The report also contained jarring allegations of victimization, including that women with gambling debts in Asia were being trafficked to B.C. and forced into sex work, and that children in B.C. had been thrown in the trunk of a car and warned at gun-point that their father owed $300,000.

The report argued the RCMP anti-illegal gaming unit (IIGET) should target the drug cartels using B.C. Lottery Corp. casinos in combination with illegal casinos, to launder money…”

This is just another chilling and disturbing revelation revealed by Sam Cooper today, in his new article you must read here : https://globalnews.ca/news/6403415/organized-crime-bc-casinos-rcmp-report/?utm_medium=Twitter&utm_source=%40globalnews

And once again, it raises compelling questions as to why so many aspects of how and why organized crime not only expanded but flourished in British Columbia, leads back to Rich Coleman and his decision to shut down the Integrated Illegal Gaming Enforcement Team while the BC Liberals were in government.

Its a decision I’ve revisited here on the site quite a few times, in The Coleman Files, particularly through a series of video interviews undertaken by former independent investigative reporter Sean Holman. I suspect Sean Holman’s work may very well become evidence at some point, which is why its very important to keep this information in the public realm. And it’s only part of the reason why current BC Liberals have very little credibility on this and most other issues they try to sound morally superior on.

This all happened under their leadership. It was fostered and perpetuated by a willful blindness and negligence while revenues from gaming filled the government treasury.The sad truth and result is that organized crime and dirty blood money has paid for a lot of things in this province, since part of lottery revenues is handed out in community gaming grants specifically created to offset the harm done through gambling.

There are so many posts here about Rich Colemans activities while a sitting minister in government, but here are the most relevant:

I’m thankful for Sam Cooper and his persistence with this story. Its because of him that so much of these details are coming to light, and this report clearly indicates widespread corruption in government bodies and agencies. It’s why I was and still am concerned about the limited scope of the inquiry, because corruption doesn’t begin and end when political parties change power seats in the legislature. It’s rooted in the regulatory and oversight branches, it exists in places and positions that don’t usually change when governments do. And its the system that allowed all this to happen in the first place, so its my hope that if greater evidence is brought forth, the inquiry will be expanded.

Before I go, something else caught my eye today in Ontario that gave me shivers.

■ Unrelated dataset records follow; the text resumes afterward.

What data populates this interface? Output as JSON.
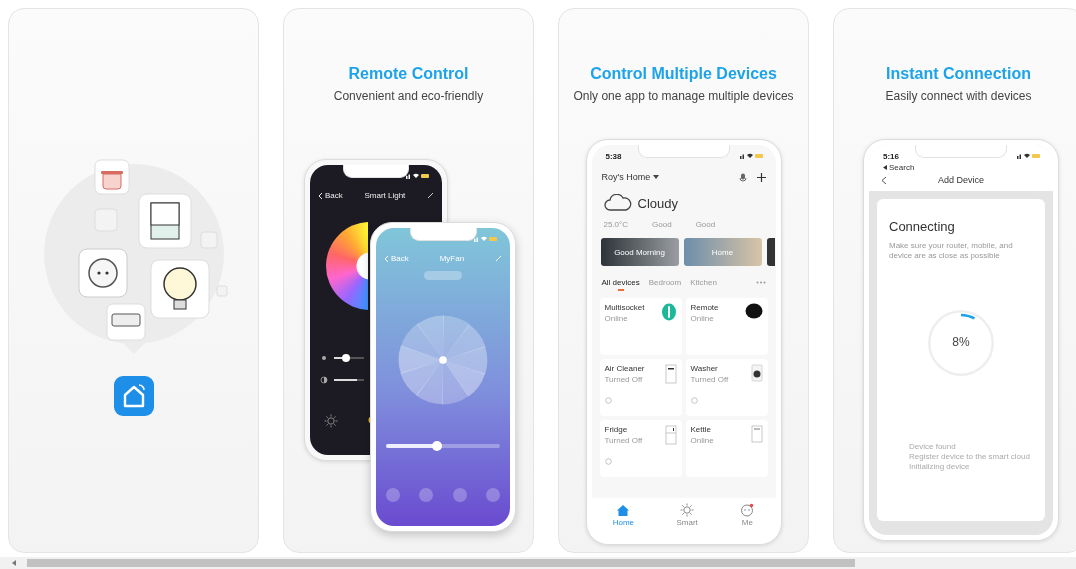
{
  "cards": [
    {
      "kind": "logo"
    },
    {
      "kind": "remote",
      "title": "Remote Control",
      "subtitle": "Convenient and eco-friendly",
      "light_phone": {
        "back": "Back",
        "title": "Smart Light",
        "sliders": [
          {
            "level": 0.4
          },
          {
            "level": 0.75
          }
        ]
      },
      "fan_phone": {
        "back": "Back",
        "title": "MyFan",
        "slider": {
          "level": 0.45
        }
      }
    },
    {
      "kind": "devices",
      "title": "Control Multiple Devices",
      "subtitle": "Only one app to manage multiple devices",
      "phone": {
        "time": "5:38",
        "home": "Roy's Home",
        "weather": "Cloudy",
        "stats": [
          "25.0°C",
          "Good",
          "Good"
        ],
        "scenes": [
          {
            "label": "Good Morning"
          },
          {
            "label": "Home"
          }
        ],
        "tabs": [
          {
            "label": "All devices",
            "selected": true
          },
          {
            "label": "Bedroom",
            "selected": false
          },
          {
            "label": "Kitchen",
            "selected": false
          }
        ],
        "devices": [
          {
            "name": "Multisocket",
            "status": "Online",
            "kind": "socket",
            "power_button": false
          },
          {
            "name": "Remote",
            "status": "Online",
            "kind": "remote",
            "power_button": false
          },
          {
            "name": "Air Cleaner",
            "status": "Turned Off",
            "kind": "purifier",
            "power_button": true
          },
          {
            "name": "Washer",
            "status": "Turned Off",
            "kind": "washer",
            "power_button": true
          },
          {
            "name": "Fridge",
            "status": "Turned Off",
            "kind": "fridge",
            "power_button": true
          },
          {
            "name": "Kettle",
            "status": "Online",
            "kind": "kettle",
            "power_button": false
          }
        ],
        "nav": [
          {
            "label": "Home",
            "selected": true
          },
          {
            "label": "Smart",
            "selected": false
          },
          {
            "label": "Me",
            "selected": false
          }
        ]
      }
    },
    {
      "kind": "connect",
      "title": "Instant Connection",
      "subtitle": "Easily connect with devices",
      "phone": {
        "time": "5:16",
        "back_link": "Search",
        "title": "Add Device",
        "heading": "Connecting",
        "hint": "Make sure your router, mobile, and device are as close as possible",
        "progress": {
          "level": 0.08,
          "reading": "8%"
        },
        "log": [
          "Device found",
          "Register device to the smart cloud",
          "Initializing device"
        ]
      }
    }
  ]
}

In the context of the stories above with Coleman’s disbanding of the IIGET, it makes me wonder why the RCMP is shutting down its financial crimes unit in Ontario, when a former top mountie says its a big mistake….

Despite multiple recent reports that identified Toronto’s vulnerability to money laundering, the RCMP has decided to disband its Ontario financial crimes unit, the Star has learned.

Announced internally on December 10 in a series of meetings held in detachments across the province, the decision will see 129 officers and eight civilian staff re-assigned to other units, including organized crime, anti-terrorism and drugs, according to an internal email obtained by the Star.

Breaking up a stand-alone unit devoted to investigating complex and difficult cases has financial crime experts worrying that fraud and money laundering activity will increase.

“It just won’t work,” said Garry Clement, former director of the RCMP proceeds of crime unit. “The RCMP, in my view, has sort of lost sight of the fact that taking on financial crime requires a very high degree of expertise.”

Sigh. Makes you wonder, doesn’t it?  Good luck with that Ontario. I wonder if Rich Coleman advised on that decision…

Anyways, go read Sams amazing story linked to in the beginning. And he has an excellent tweet thread here if you need the coles notes while you are at work.